Selfish genetic elements
by J. Arvid Ågren, Andrew G. ClarkSelfish genetic elements (historically also referred to as selfish genes, ultra-selfish genes, selfish DNA, parasitic DNA, genomic outlaws) are genetic segments that can enhance their own transmission at the expense of other genes in the genome, even if this has no or a negative effect on organismal fitness. [1–6] Genomes have traditionally been viewed as cohesive units, with genes acting together to improve the fitness of the organism. However, when genes have some control over their own transmission, the rules can change, and so just like all social groups, genomes are vulnerable to selfish behaviour by their parts. Early observations of selfish genetic elements were made almost a century ago, but the topic did not get widespread attention until several decades later. Inspired by the gene-centred views of evolution popularized by George Williams and Richard Dawkins, two papers were published back-to-back in Nature in 1980—by Leslie Orgel and Francis Crick and Ford Doolittle and Carmen Sapienza respectively—introducing the concept of selfish genetic elements (at the time called “selfish DNA”) to the wider scientific community. Both papers emphasized that genes can spread in a population regardless of their effect on organismal fitness as long as they have a transmission advantage. Selfish genetic elements have now been described in most groups of organisms, and they demonstrate a remarkable diversity in the ways by which they promote their own transmission.
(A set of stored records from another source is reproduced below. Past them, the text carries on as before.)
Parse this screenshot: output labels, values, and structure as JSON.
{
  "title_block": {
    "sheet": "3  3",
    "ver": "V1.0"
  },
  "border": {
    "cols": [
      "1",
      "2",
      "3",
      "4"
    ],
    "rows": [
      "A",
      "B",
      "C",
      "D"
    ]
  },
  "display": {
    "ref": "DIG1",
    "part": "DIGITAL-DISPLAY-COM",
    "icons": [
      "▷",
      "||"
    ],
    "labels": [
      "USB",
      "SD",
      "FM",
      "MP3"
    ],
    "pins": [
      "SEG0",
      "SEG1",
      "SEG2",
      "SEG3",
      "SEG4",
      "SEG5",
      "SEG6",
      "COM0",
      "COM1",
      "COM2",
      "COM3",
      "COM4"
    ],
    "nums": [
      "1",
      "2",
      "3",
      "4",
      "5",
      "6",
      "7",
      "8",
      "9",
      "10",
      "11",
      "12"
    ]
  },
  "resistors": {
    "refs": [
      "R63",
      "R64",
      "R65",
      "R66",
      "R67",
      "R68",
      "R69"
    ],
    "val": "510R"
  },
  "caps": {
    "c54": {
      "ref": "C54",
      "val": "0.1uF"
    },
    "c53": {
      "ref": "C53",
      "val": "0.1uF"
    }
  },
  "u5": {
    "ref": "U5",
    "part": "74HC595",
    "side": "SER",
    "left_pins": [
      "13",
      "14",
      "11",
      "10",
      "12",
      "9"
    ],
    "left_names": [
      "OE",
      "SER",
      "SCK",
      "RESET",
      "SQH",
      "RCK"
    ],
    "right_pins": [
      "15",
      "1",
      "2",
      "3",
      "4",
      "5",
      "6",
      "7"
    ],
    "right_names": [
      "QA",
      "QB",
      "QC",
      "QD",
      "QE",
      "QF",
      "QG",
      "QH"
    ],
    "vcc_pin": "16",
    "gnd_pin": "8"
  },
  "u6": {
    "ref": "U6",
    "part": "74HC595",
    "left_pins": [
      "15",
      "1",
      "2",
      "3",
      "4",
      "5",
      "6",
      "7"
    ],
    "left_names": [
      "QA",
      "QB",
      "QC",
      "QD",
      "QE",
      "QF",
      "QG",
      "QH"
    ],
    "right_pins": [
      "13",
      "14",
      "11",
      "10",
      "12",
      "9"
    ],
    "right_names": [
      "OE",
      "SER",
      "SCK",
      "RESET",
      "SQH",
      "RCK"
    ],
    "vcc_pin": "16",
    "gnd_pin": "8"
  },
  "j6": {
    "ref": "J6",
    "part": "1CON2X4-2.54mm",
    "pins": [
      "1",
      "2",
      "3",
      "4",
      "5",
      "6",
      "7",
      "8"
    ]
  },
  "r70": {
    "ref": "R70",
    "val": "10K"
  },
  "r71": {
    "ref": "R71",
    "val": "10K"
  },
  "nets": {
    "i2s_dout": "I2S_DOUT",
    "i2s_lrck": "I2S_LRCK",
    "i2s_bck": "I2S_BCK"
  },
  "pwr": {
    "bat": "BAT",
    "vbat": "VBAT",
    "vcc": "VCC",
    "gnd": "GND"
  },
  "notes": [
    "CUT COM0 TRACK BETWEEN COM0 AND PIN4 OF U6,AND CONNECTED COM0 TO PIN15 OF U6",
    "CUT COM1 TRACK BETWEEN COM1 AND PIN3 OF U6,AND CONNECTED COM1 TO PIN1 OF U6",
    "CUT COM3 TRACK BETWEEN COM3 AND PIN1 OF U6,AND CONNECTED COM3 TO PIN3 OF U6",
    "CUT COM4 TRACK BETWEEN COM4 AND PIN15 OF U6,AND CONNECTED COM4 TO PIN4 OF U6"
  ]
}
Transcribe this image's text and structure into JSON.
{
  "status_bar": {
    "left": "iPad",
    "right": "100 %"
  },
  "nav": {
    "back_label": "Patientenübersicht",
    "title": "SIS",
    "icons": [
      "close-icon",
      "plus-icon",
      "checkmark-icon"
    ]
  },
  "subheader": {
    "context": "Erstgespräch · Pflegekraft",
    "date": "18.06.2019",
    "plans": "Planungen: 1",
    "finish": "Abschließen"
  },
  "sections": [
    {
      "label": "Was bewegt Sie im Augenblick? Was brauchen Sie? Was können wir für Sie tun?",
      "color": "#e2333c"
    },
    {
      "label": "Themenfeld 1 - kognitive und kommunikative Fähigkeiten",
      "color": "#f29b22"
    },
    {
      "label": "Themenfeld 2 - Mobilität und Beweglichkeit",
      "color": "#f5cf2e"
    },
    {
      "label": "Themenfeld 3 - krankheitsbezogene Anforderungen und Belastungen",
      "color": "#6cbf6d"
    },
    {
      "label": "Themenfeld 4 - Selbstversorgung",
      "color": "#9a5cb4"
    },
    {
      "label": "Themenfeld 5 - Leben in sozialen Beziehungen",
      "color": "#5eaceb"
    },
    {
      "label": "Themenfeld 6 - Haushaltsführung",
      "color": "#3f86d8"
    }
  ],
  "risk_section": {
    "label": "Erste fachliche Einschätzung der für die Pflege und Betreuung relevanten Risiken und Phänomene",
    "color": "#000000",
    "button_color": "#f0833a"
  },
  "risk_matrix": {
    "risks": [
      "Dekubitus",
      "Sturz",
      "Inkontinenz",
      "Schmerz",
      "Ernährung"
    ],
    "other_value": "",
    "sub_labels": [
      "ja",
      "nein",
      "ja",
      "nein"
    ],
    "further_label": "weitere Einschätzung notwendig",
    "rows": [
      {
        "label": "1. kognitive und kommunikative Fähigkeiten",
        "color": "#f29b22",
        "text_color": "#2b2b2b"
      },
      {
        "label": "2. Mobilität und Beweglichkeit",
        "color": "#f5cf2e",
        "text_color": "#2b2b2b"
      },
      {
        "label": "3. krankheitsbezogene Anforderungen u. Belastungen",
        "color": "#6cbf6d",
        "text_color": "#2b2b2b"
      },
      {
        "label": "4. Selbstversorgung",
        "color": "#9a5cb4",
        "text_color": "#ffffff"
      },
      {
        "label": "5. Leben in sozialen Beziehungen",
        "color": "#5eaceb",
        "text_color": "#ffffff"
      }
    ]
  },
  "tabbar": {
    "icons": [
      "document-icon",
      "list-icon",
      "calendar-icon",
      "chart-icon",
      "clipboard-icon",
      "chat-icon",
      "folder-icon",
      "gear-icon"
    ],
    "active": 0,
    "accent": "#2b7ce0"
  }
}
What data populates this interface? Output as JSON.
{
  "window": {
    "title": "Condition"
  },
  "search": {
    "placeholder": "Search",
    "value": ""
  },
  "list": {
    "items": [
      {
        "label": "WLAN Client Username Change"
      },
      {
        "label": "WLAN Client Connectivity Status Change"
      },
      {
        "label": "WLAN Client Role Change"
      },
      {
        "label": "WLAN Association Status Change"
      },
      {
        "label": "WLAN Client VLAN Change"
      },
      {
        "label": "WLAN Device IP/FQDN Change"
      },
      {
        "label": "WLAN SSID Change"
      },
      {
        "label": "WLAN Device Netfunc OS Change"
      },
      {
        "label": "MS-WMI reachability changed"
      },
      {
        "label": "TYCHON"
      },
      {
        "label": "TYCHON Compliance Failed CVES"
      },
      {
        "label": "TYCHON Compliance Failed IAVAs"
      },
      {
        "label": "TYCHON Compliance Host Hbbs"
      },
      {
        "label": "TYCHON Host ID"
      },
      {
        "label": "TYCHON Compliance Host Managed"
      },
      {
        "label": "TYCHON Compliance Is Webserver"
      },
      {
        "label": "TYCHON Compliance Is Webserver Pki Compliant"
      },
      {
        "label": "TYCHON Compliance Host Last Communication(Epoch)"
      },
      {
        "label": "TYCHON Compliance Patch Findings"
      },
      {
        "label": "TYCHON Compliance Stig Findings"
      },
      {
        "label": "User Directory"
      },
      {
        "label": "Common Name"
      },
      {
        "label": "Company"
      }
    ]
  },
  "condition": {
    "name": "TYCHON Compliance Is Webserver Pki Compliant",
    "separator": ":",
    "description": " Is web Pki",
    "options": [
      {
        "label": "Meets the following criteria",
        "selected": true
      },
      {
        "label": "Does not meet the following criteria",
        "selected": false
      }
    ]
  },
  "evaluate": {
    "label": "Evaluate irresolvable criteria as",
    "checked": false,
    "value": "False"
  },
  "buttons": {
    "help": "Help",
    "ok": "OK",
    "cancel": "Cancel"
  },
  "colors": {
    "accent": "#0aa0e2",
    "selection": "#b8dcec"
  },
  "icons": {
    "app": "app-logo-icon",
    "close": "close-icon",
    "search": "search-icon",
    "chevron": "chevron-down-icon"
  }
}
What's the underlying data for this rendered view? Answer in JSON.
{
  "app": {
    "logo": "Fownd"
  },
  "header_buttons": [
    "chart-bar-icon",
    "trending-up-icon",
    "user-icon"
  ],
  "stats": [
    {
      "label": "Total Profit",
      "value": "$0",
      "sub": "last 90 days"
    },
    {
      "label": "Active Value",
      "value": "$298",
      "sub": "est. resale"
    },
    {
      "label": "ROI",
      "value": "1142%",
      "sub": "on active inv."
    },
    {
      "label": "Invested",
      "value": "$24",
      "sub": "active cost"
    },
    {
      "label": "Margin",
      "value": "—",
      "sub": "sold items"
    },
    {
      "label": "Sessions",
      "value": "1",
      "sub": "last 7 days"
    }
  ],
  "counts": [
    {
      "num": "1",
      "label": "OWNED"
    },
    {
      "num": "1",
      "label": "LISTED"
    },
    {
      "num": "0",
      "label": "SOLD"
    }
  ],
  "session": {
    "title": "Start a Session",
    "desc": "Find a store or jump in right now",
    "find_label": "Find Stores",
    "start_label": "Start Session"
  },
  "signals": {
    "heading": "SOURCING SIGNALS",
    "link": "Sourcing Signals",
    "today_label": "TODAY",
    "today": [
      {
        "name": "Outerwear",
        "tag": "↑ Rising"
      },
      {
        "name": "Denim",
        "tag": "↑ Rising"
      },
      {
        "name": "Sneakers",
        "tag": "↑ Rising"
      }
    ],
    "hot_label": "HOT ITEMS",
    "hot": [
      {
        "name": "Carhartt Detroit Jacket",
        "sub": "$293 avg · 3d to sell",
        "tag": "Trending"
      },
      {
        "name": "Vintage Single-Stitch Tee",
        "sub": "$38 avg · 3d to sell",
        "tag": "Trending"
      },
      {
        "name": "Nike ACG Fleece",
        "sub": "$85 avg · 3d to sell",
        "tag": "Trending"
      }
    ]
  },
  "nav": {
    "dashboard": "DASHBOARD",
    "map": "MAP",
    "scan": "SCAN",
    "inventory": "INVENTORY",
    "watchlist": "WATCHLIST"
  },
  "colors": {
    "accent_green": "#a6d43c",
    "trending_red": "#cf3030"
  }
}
Though long dismissed as genetic curiosities, with little relevance for evolution, they are now recognized to affect a wide swath of biological processes, ranging from genome size and architecture to speciation.
(@)J. Arvid Ågren
Published on 15 Nov 2018 at 10:00PM